On Shipping Product
I was scared to ship my second Android app. I believe the fear stems from the fact that this is something of my own, as opposed to being written for an employer somewhere. Additionally, the app is something that I want to be used regularly, with real user data, on potentially a bunch of different devices that I don’t control.
This last week, I shipped my second ever Android app: Ideal Tracker. I’ll tell you the truth: I was scared shitless. What would people think? What happens if it didn’t work on all 2100 devices that it supposedly runs on? It’s not that I write crappy code (though some of it surely is), or that I’m not confident in my abilities (I’ve shipped a ton of code before), or even that people won’t like it (I practiced Agile|Lean and got feedback early and often). For me, I think it’s something deeper.
I’ve written a lot of code in the past. I’ve shipped code on six different products for the US Air Force. I’ve written extremely robust code that’s used by entreprise-level operations. It’s actually really easy to write code for these organizations because they move so slow, it’s incredibly easy to make sure what you ship is actually ‘correct’ (written to the specs). But this time was different- the only specs I had were the ones I got from doing customer interviews before I even had a product.
The first Android that I wrote was an extremely simple mortgage calculator. It required no permissions and did a very simple thing extremely easily. It didn’t really go deep, and I didn’t use a lot of features of the phone. In fact, it really doesn’t need to be an Android app at all, but I just wanted to learn a little Android as well as ship something of my own. That being said, I wasn’t very nervous about shipping such a simple app- it didn’t even have ads! So I did. It’s had a little over 3,000 downloads and I’m totally okay with that.
My most recent Android app, though, is different. It’s a workout tracking application. It’s pretty simple at its core: users input their workouts, and the app saves them. Of course, I add a few bells and whistles. For example, in the app, I let users view their recent workouts, add new exercises, and I provide some pretty basic graphs. I use SQLite to keep track of all user input. I have ads view Admob. I use Analytics. I use the Google compatibility library to provide 3.X/4.X themes to 2.X devices. I use ActionBarSherlock. All-in-all, it’s a much bigger application than the first.
And I think due to the fact that I’m actually letting users store data- that’s a big deal for me. The first version that I published is the ‘free’ version (with ads). I’m not actually expecting this to be a big money maker for me, but it’s more for the experience of shipping actual product that I want people to use on a regular basis. Because this isn’t a Rails app or something that I control 100% (Server-wise, versus different Android devices), I have a possible irrational fear that something isn’t going to work on some device. This, in turn, freaks me out a little bit. I don’t want users to lose their data, so it took me a bit longer than I was hoping to ship the original MVP- so that I could really “work out” (pun intended) the database schema.

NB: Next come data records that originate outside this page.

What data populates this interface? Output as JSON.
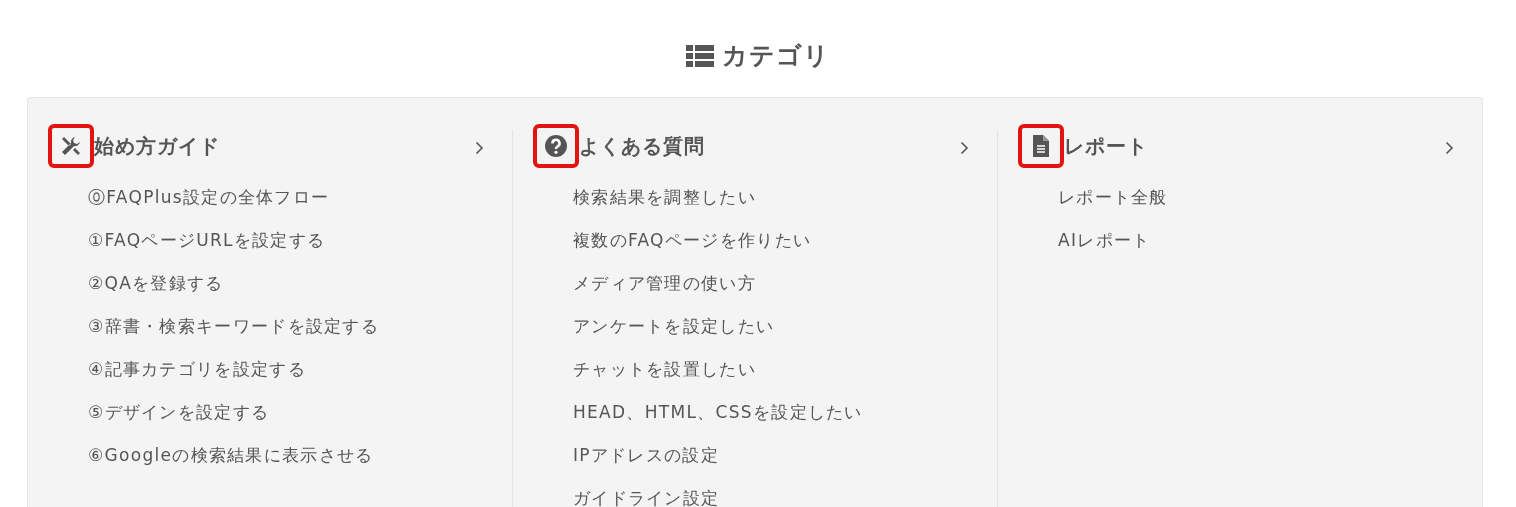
{
  "heading": {
    "title": "カテゴリ"
  },
  "categories": [
    {
      "kind": "tools",
      "title": "始め方ガイド",
      "highlighted": true,
      "items": [
        "⓪FAQPlus設定の全体フロー",
        "①FAQページURLを設定する",
        "②QAを登録する",
        "③辞書・検索キーワードを設定する",
        "④記事カテゴリを設定する",
        "⑤デザインを設定する",
        "⑥Googleの検索結果に表示させる"
      ]
    },
    {
      "kind": "question",
      "title": "よくある質問",
      "highlighted": true,
      "items": [
        "検索結果を調整したい",
        "複数のFAQページを作りたい",
        "メディア管理の使い方",
        "アンケートを設定したい",
        "チャットを設置したい",
        "HEAD、HTML、CSSを設定したい",
        "IPアドレスの設定",
        "ガイドライン設定"
      ]
    },
    {
      "kind": "document",
      "title": "レポート",
      "highlighted": true,
      "items": [
        "レポート全般",
        "AIレポート"
      ]
    }
  ]
}
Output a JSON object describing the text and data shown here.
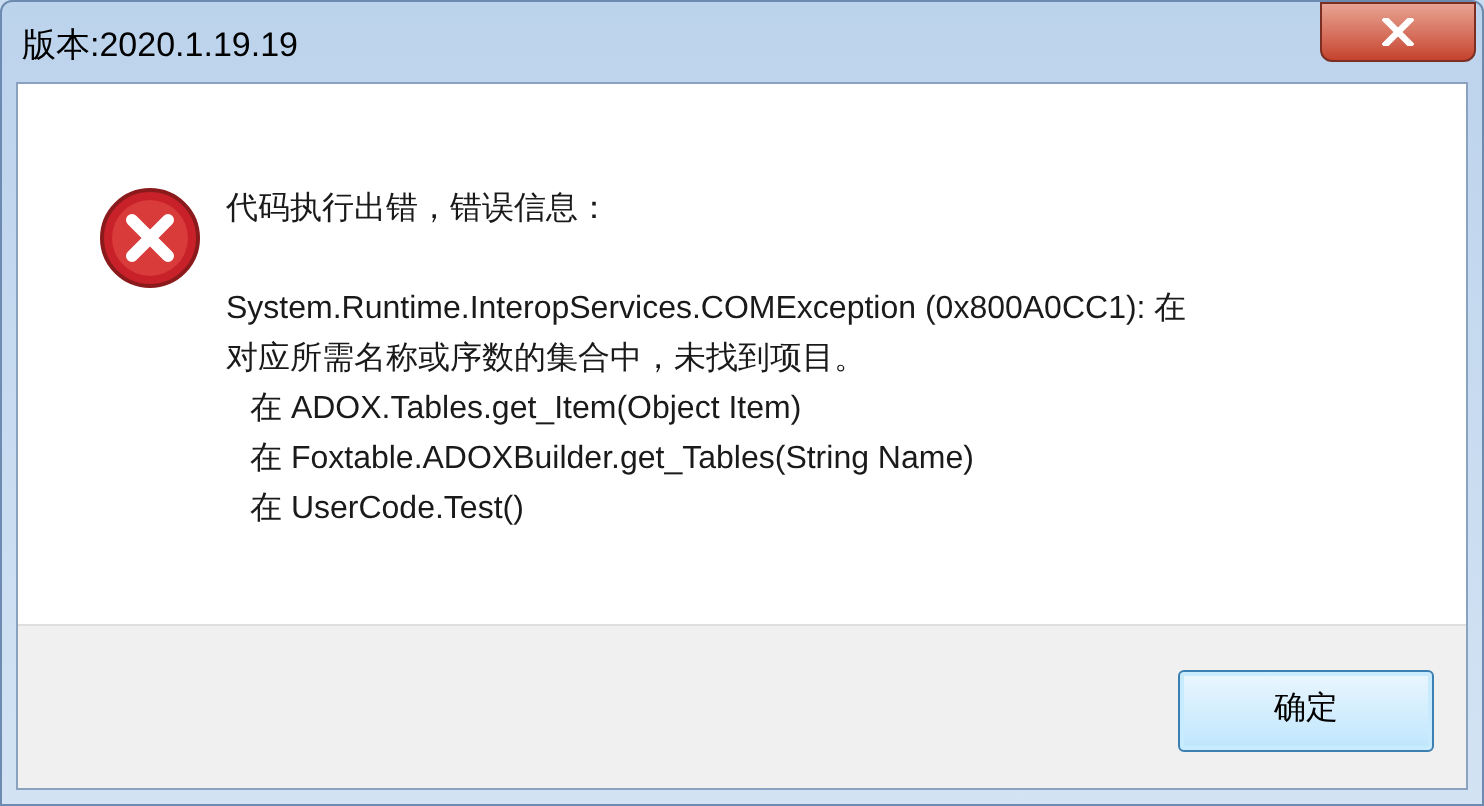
{
  "window": {
    "title": "版本:2020.1.19.19"
  },
  "message": {
    "heading": "代码执行出错，错误信息：",
    "lines": [
      {
        "kind": "text",
        "text": "System.Runtime.InteropServices.COMException (0x800A0CC1): 在"
      },
      {
        "kind": "text",
        "text": "对应所需名称或序数的集合中，未找到项目。"
      },
      {
        "kind": "trace",
        "text": "在 ADOX.Tables.get_Item(Object Item)"
      },
      {
        "kind": "trace",
        "text": "在 Foxtable.ADOXBuilder.get_Tables(String Name)"
      },
      {
        "kind": "trace",
        "text": "在 UserCode.Test()"
      }
    ]
  },
  "buttons": [
    "确定"
  ]
}
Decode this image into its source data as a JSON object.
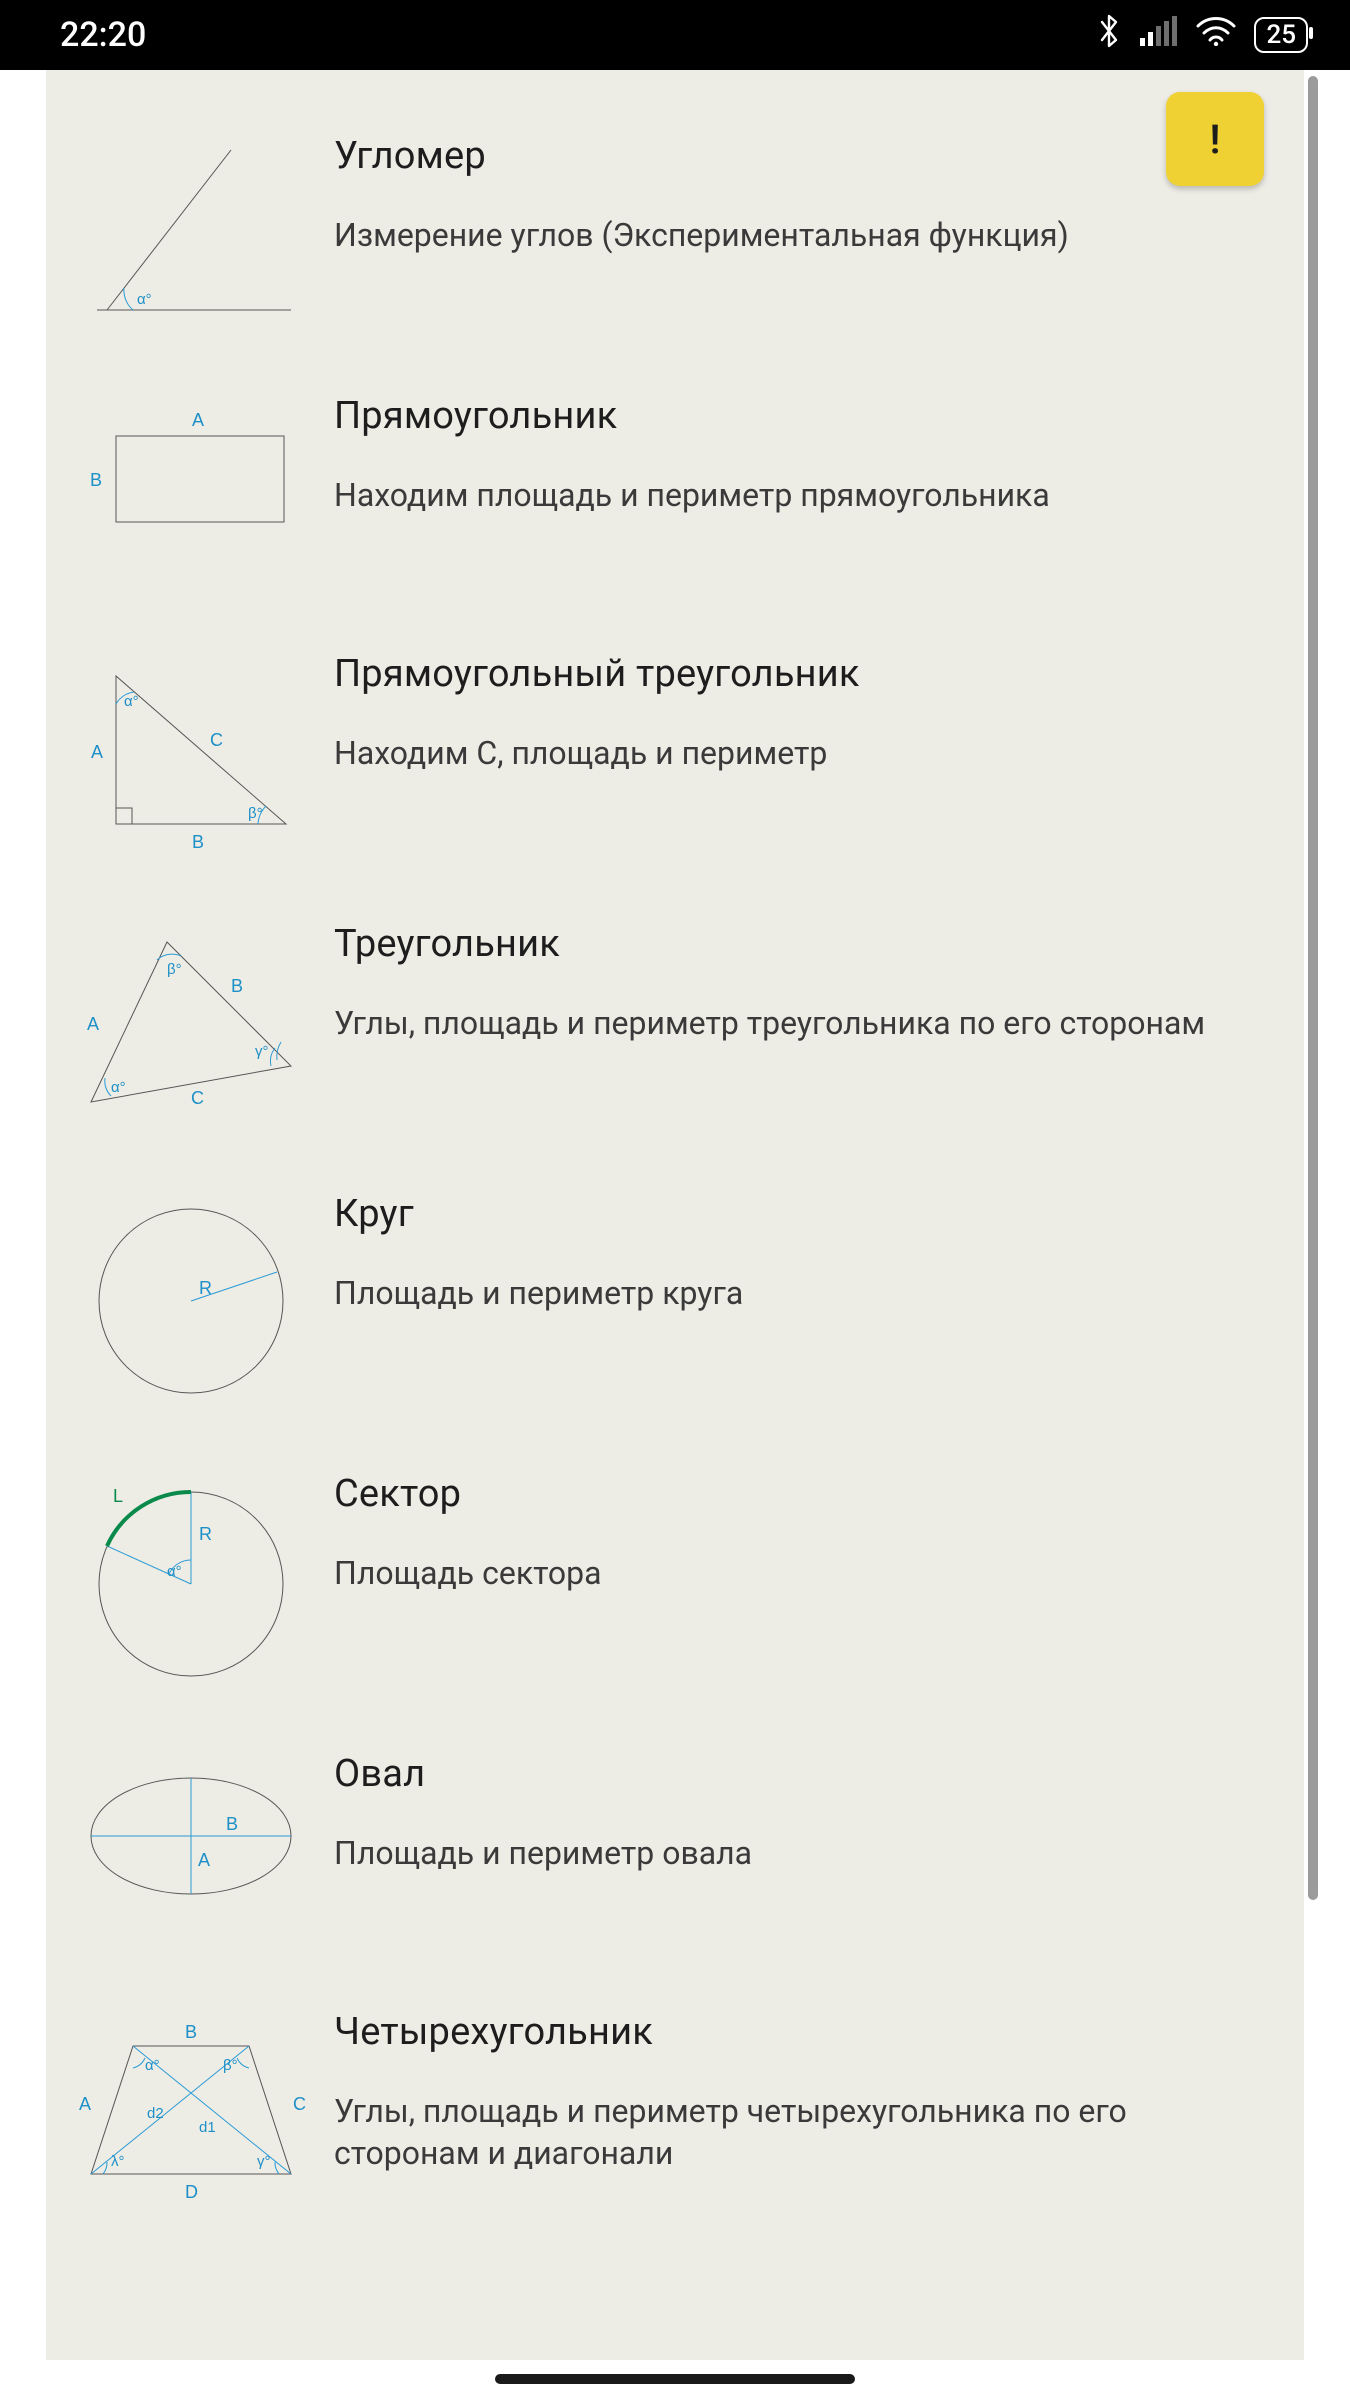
{
  "status": {
    "time": "22:20",
    "battery": "25"
  },
  "badge": {
    "label": "!"
  },
  "items": [
    {
      "title": "Угломер",
      "desc": "Измерение углов (Экспериментальная функция)",
      "icon": "protractor"
    },
    {
      "title": "Прямоугольник",
      "desc": "Находим площадь и периметр прямоугольника",
      "icon": "rectangle"
    },
    {
      "title": "Прямоугольный треугольник",
      "desc": "Находим C, площадь и периметр",
      "icon": "right-triangle"
    },
    {
      "title": "Треугольник",
      "desc": "Углы, площадь и периметр треугольника по его сторонам",
      "icon": "triangle"
    },
    {
      "title": "Круг",
      "desc": "Площадь и периметр круга",
      "icon": "circle"
    },
    {
      "title": "Сектор",
      "desc": "Площадь сектора",
      "icon": "sector"
    },
    {
      "title": "Овал",
      "desc": "Площадь и периметр овала",
      "icon": "ellipse"
    },
    {
      "title": "Четырехугольник",
      "desc": "Углы, площадь и периметр четырехугольника по его сторонам и диагонали",
      "icon": "quadrilateral"
    }
  ]
}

But I shipped it. And I’ve had great feedback so far. Friends and family have enjoyed it. They’ve given me great suggestions on what they would like to see next.
I’ve also already done my first point release (1.0.0 -> 1.1.0), where I actually had to change the database schema. And my users didn’t freak out or lose any of their data. After I’m comfortable releasing regular updates to the app, I’ll be aiming to create my first paid app: the Pro version of Ideal Tracker with a few more features.
So, here’s to round 2. I’ll be fighting the good fight, continuing to release product, and hopefully I’ll learn something valuable that I can share with others in the process.